▶ _Work order_
Each entry below should be echoed exactly, with pictures omitted.

____

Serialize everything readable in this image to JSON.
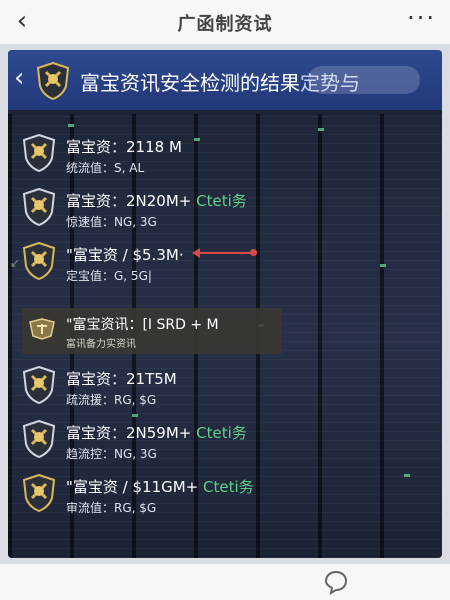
{
  "topbar": {
    "back_icon": "‹",
    "title": "广函制资试",
    "more_icon": "···"
  },
  "banner": {
    "back_icon": "‹",
    "title": "富宝资讯安全检测的结果",
    "title_tail": "定势与"
  },
  "side_mark": "↙",
  "items": [
    {
      "title": "富宝资：2118 M",
      "tag": "",
      "sub": "统流值：S, AL"
    },
    {
      "title": "富宝资：2N20M+",
      "tag": "Cteti务",
      "sub": "惊速值：NG, 3G"
    },
    {
      "title": "\"富宝资 / $5.3M·",
      "tag": "",
      "sub": "定宝值：G, 5G|"
    },
    {
      "title": "富宝资：21T5M",
      "tag": "",
      "sub": "疏流援：RG, $G"
    },
    {
      "title": "富宝资：2N59M+",
      "tag": "Cteti务",
      "sub": "趋流控：NG, 3G"
    },
    {
      "title": "\"富宝资 / $11GM+",
      "tag": "Cteti务",
      "sub": "审流值：RG, $G"
    }
  ],
  "highlight": {
    "title": "\"富宝资讯：[I  SRD + M",
    "sub": "富讯备力实资讯"
  },
  "colors": {
    "banner": "#2a4588",
    "panel": "#1b2233",
    "tag_green": "#5fd08a",
    "arrow_red": "#d64a4a"
  }
}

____

▶ _Answer box_
Serialize everything readable in this image to JSON.
{
  "topbar": {
    "back_icon": "‹",
    "title": "广函制资试",
    "more_icon": "···"
  },
  "banner": {
    "back_icon": "‹",
    "title": "富宝资讯安全检测的结果",
    "title_tail": "定势与"
  },
  "side_mark": "↙",
  "items": [
    {
      "title": "富宝资：2118 M",
      "tag": "",
      "sub": "统流值：S, AL"
    },
    {
      "title": "富宝资：2N20M+",
      "tag": "Cteti务",
      "sub": "惊速值：NG, 3G"
    },
    {
      "title": "\"富宝资 / $5.3M·",
      "tag": "",
      "sub": "定宝值：G, 5G|"
    },
    {
      "title": "富宝资：21T5M",
      "tag": "",
      "sub": "疏流援：RG, $G"
    },
    {
      "title": "富宝资：2N59M+",
      "tag": "Cteti务",
      "sub": "趋流控：NG, 3G"
    },
    {
      "title": "\"富宝资 / $11GM+",
      "tag": "Cteti务",
      "sub": "审流值：RG, $G"
    }
  ],
  "highlight": {
    "title": "\"富宝资讯：[I  SRD + M",
    "sub": "富讯备力实资讯"
  },
  "colors": {
    "banner": "#2a4588",
    "panel": "#1b2233",
    "tag_green": "#5fd08a",
    "arrow_red": "#d64a4a"
  }
}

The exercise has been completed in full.